“These two nations’ ban on palm oil is discriminatory because it leads to favouring Europe's homegrown oil crop such as rapeseed and sunflower.

“We strongly encourage the Malaysian government not to have any trade dealings with France, Norway and the EU until and unless the issue of palm oil ban is resolved,” POIF said in a statement today. 

This was in response to International Trade and Industry Deputy Minister Dr Ong Kian Ming’s recent statement that it would be difficult for Malaysia to restart those talks with the European Union (EU) if palm oil trade is not being pointed in the right direction. 

The EU-Malaysia free trade agreement negotiation was initiated in 2010 but it was set aside in 2012. The EU bloc, headquartered in Brussels, consists of 28 member states.

Ambassador and head of EU delegations to Malaysia Maria Castillo Fernandez had time and again, expressed interests to revive the EU-Malaysia free trade agreement talks.

Ong, justifiably, poured cold water on her aspirations.

“If we don't see any progress on the palm oil issue, then restarting the Malaysia-EU free trade agreement talks will be challenging,” he had said on January 16, 2019, at the sidelines of the World Bank International Conference on Globalisation: Contents and Discontents.

On January 21, Foreign Affairs Minister Datuk Saifuddin Abdullah released a statement that Malaysia and other nine members of the Association of Southeast Asian Nations (Asean) had deferred the upgrade of long-standing relations with the EU to a "strategic partnership”.

This, Saifuddin explained in concurrence with Indonesia’s deputy foreign minister Abdurrahman Mohammad Fachir, was due to EU’s plan to ban palm biodiesel that would hurt Asean's socio-economic interests.

The newly-formed POIF is a common platform that represented key stakeholders of businesses that plant oil palms, mill and refine the palm oil into cooking oil, oleochemicals and biodiesel. 

Palm oil exporters, who familiar with vegetable oils taxes in neighbouring and consuming countries, are also represented in POIF.

The POIF held its first meeting on January 16.

Among key participants were representatives from the East Malaysia Association (EMPA), Incorporated Society of Planters (ISP), Malayan Agricultural Producers Association (Mapa), Malaysian Estate Owners Association (MEOA), Sarawak Oil Palm Plantation Owners Association (SOPPOA), Palm Oil Millers Association (POMA) and Palm Oil Refiners Association of Malaysia (Poram). 

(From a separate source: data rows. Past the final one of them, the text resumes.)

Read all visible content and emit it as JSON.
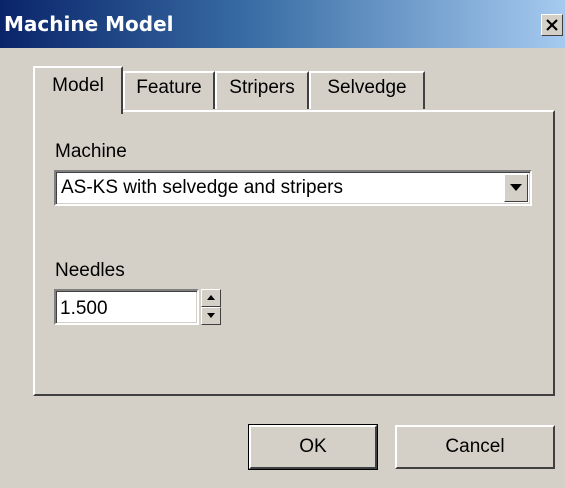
{
  "window": {
    "title": "Machine Model",
    "close_label": "×"
  },
  "tabs": [
    {
      "label": "Model",
      "active": true
    },
    {
      "label": "Feature",
      "active": false
    },
    {
      "label": "Stripers",
      "active": false
    },
    {
      "label": "Selvedge",
      "active": false
    }
  ],
  "model": {
    "machine_label": "Machine",
    "machine_value": "AS-KS with selvedge and stripers",
    "needles_label": "Needles",
    "needles_value": "1.500"
  },
  "buttons": {
    "ok_label": "OK",
    "cancel_label": "Cancel"
  },
  "icons": {
    "close": "close-icon",
    "dropdown": "chevron-down-icon",
    "spin_up": "arrow-up-icon",
    "spin_down": "arrow-down-icon"
  },
  "colors": {
    "titlebar_start": "#0a246a",
    "titlebar_end": "#a6caf0",
    "face": "#d4d0c8"
  }
}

In its statement, POIF highlighted that Prime Minister Tun Dr Mahathir Mohamad had warned France President Emmanuel Macron that Malaysia would consider laws to restrict imports of French products if Paris did not withdraw plans to ban palm biodiesel.

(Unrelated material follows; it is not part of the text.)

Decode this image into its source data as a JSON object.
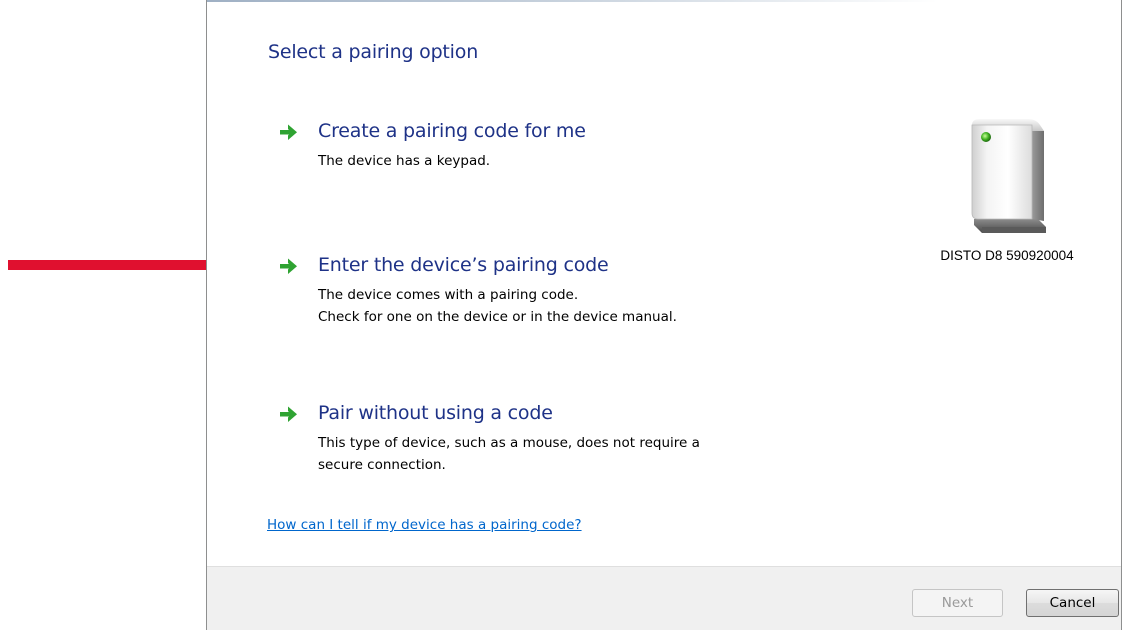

French lawmakers had on December 19 last year voted to remove palm oil from the country's biofuel scheme, starting January 2020.

Norwegian lawmakers too, on December 3 last year, legislated to ban palm biodiesel by December 2020.

In his January 8 letter to Macron, Dr Mahathir had stated that if France persisted on banning palm oil, Malaysia would be forced to suspend free trade talks with the EU and impose similar sanctions against French exports.

In the early 1980s, Dr Mahathir had launched the “Buy British Last” campaign in response to the UK government charging higher tuition fees on foreign students. 

Recently, a number of economists said Dr Mahathir might, as a last resort, launch a “Buy French Last” policy based on the letter to Macron forewarning retaliative measures on France’s exports.

Defence Minister Mohamad Sabu had in last July said the Royal Malaysian Air Force had 18 Russian-made Sukhoi Su-30MKM and 10 MiG-29 fighter jets but only four were able to take to the skies.

Malaysia has long considered France’s Rafale jet, built by Dassault Aviation SA, as the frontrunner to replace the Russian MiG-29s that are now mostly grounded.

Read more at https://www.nst.com.my/business/2019/02/456411/palm-oil-exporters-back-govt-retaliate-france-norway-and-eus-palm-oil-ban